Capital gains tax Entrepreneurs Relief does, in essence, reduce the rate of gains tax by those who sell privately owned businesses. In most situations they pay 10% on their gains rather than 20%. The tax rate is halved.
In the last year for which data is available the relief cost as much as the tax paid on these disposals, or £2.36 billion. Of this £1.73 billion went to just 4,000 people, at a tax savings of more than £430,000 each, on average.
That is wholly unjust. It is a simple boost to those already wealthy. Remember, these people had by definition just picked up gains of in excess of £4 million each. And as I have argued before, the relief makes no sense. It does not encourage entrepreneurial activity at all. It encourages short-termism and selling out rather than developing entrepreneurial activity, both of which are the opposite of what the UK needs.
Nothing about this relief makes any sense at all. It has to go.
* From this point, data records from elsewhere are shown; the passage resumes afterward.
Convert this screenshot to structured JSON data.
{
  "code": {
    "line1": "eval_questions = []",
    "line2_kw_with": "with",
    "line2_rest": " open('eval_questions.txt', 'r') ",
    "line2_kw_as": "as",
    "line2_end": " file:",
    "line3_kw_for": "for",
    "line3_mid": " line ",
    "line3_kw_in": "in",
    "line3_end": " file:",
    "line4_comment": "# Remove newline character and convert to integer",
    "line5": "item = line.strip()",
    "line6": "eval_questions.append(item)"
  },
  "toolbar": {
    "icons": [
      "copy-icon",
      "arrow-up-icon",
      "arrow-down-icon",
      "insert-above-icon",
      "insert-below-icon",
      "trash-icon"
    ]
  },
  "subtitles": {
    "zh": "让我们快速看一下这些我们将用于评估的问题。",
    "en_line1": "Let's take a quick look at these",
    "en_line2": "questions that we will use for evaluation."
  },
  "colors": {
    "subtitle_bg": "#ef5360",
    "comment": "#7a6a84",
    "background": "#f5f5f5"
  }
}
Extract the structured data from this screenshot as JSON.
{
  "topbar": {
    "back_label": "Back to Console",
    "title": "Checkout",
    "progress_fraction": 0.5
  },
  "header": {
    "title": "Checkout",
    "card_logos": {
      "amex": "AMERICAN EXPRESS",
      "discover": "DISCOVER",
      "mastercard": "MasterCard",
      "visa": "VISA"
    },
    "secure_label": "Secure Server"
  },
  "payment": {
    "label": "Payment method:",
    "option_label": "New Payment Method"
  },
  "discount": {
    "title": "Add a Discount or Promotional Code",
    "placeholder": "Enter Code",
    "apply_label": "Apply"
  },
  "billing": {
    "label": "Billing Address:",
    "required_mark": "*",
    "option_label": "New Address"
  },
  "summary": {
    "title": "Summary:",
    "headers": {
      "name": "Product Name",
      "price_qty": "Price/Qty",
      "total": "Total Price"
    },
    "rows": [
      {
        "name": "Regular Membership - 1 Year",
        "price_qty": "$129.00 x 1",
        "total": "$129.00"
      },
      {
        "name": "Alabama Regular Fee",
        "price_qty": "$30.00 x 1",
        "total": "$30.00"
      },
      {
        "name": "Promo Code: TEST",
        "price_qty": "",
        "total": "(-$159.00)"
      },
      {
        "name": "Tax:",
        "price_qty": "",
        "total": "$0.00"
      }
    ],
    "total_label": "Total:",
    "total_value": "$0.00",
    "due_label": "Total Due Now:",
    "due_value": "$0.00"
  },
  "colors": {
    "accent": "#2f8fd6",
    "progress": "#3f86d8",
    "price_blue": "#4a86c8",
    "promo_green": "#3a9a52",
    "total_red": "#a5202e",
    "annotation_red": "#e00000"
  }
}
Rule number one in economics. Incentives matter.
A corollary of which is that we get less of those things which we tax. Because that reduces the incentive to do those things which are taxed.
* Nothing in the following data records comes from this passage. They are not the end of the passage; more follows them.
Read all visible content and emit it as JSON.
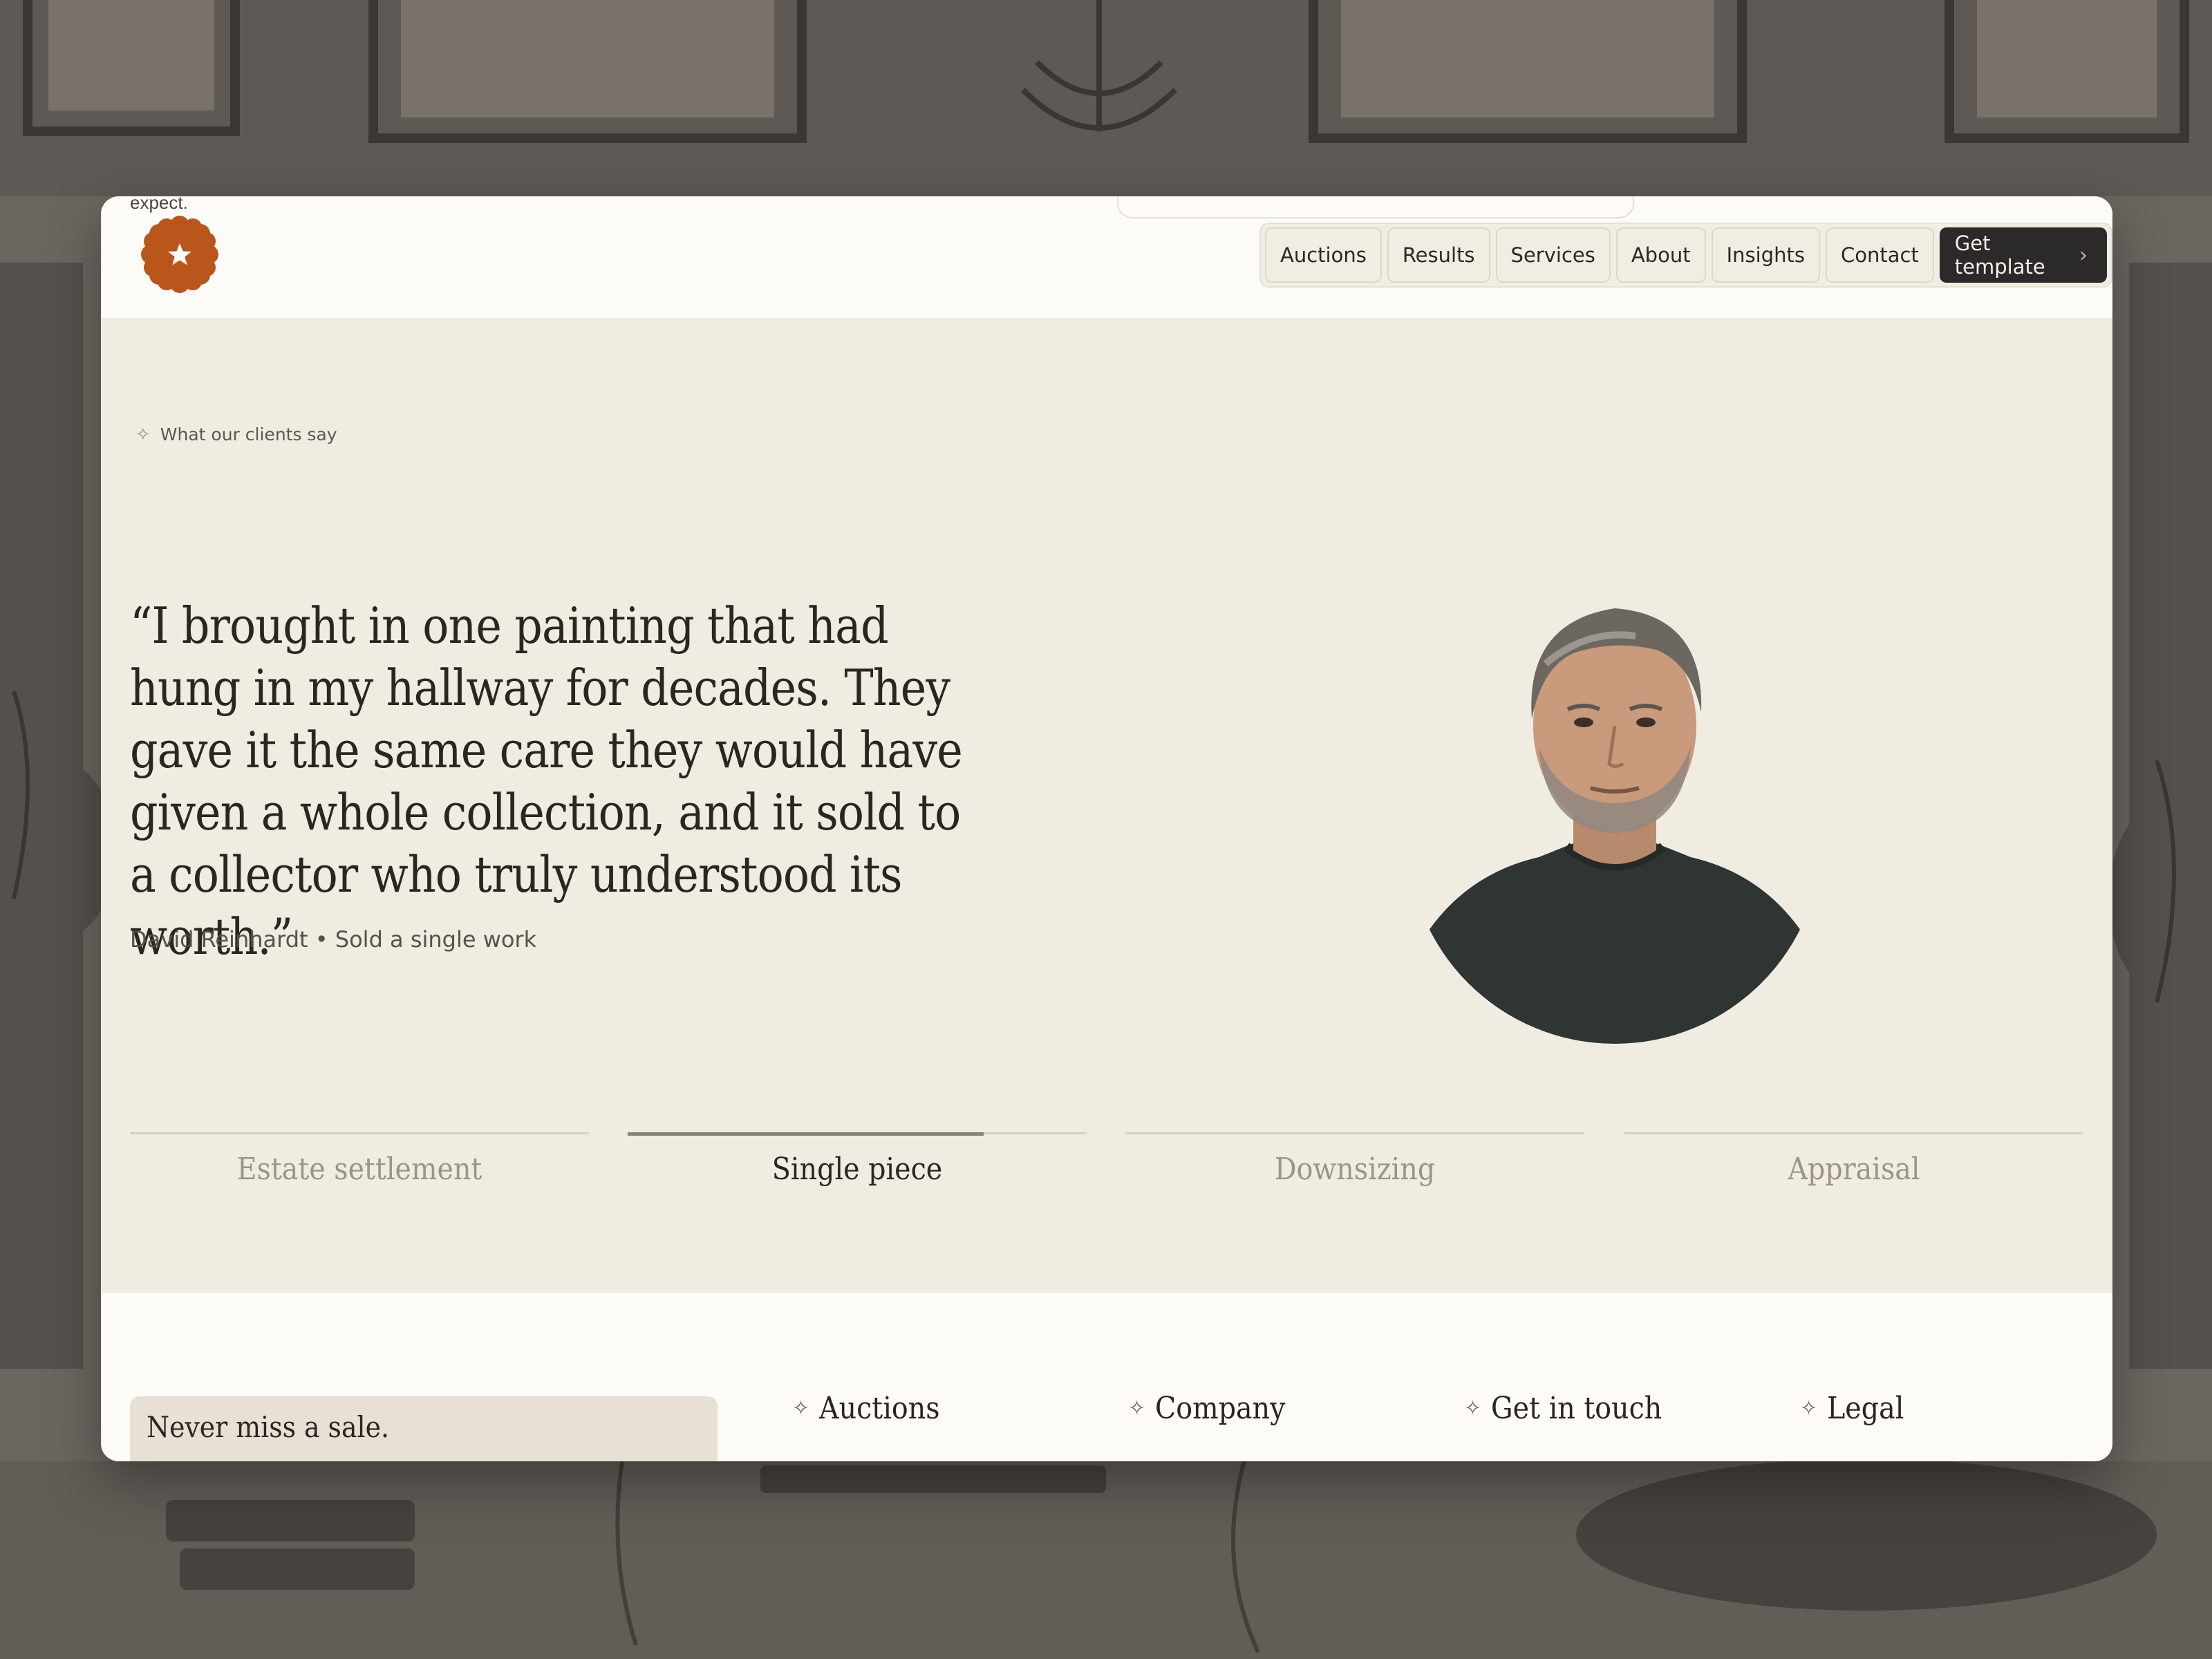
{
  "header": {
    "ghost_text": "expect.",
    "logo_icon": "star-flower-logo",
    "nav": [
      {
        "label": "Auctions"
      },
      {
        "label": "Results"
      },
      {
        "label": "Services"
      },
      {
        "label": "About"
      },
      {
        "label": "Insights"
      },
      {
        "label": "Contact"
      }
    ],
    "cta": {
      "label": "Get template",
      "icon": "chevron-right-icon"
    }
  },
  "testimonials": {
    "eyebrow": "What our clients say",
    "quote": "“I brought in one painting that had hung in my hallway for decades. They gave it the same care they would have given a whole collection, and it sold to a collector who truly understood its worth.”",
    "author": "David Reinhardt • Sold a single work",
    "tabs": [
      {
        "label": "Estate settlement",
        "active": false
      },
      {
        "label": "Single piece",
        "active": true
      },
      {
        "label": "Downsizing",
        "active": false
      },
      {
        "label": "Appraisal",
        "active": false
      }
    ]
  },
  "footer": {
    "newsletter_heading": "Never miss a sale.",
    "columns": [
      {
        "title": "Auctions"
      },
      {
        "title": "Company"
      },
      {
        "title": "Get in touch"
      },
      {
        "title": "Legal"
      }
    ]
  },
  "colors": {
    "accent": "#b8561b",
    "cta_bg": "#2b2a29",
    "section_bg": "#f1ece2",
    "page_bg": "#fdfbf7"
  }
}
We like people being entrepreneurs. They end up – as Bill Nordhaus pointed out – keeping about 3% of the total value created by their endeavours. The other 97% largely flows to consumers in the form of the consumer surplus. We like people working hard to make us richer. Therefore we let them keep more of the already trivial portion of the value created they get to keep in order to create that greater incentive to crack on with it.
This does not make sense in what manner?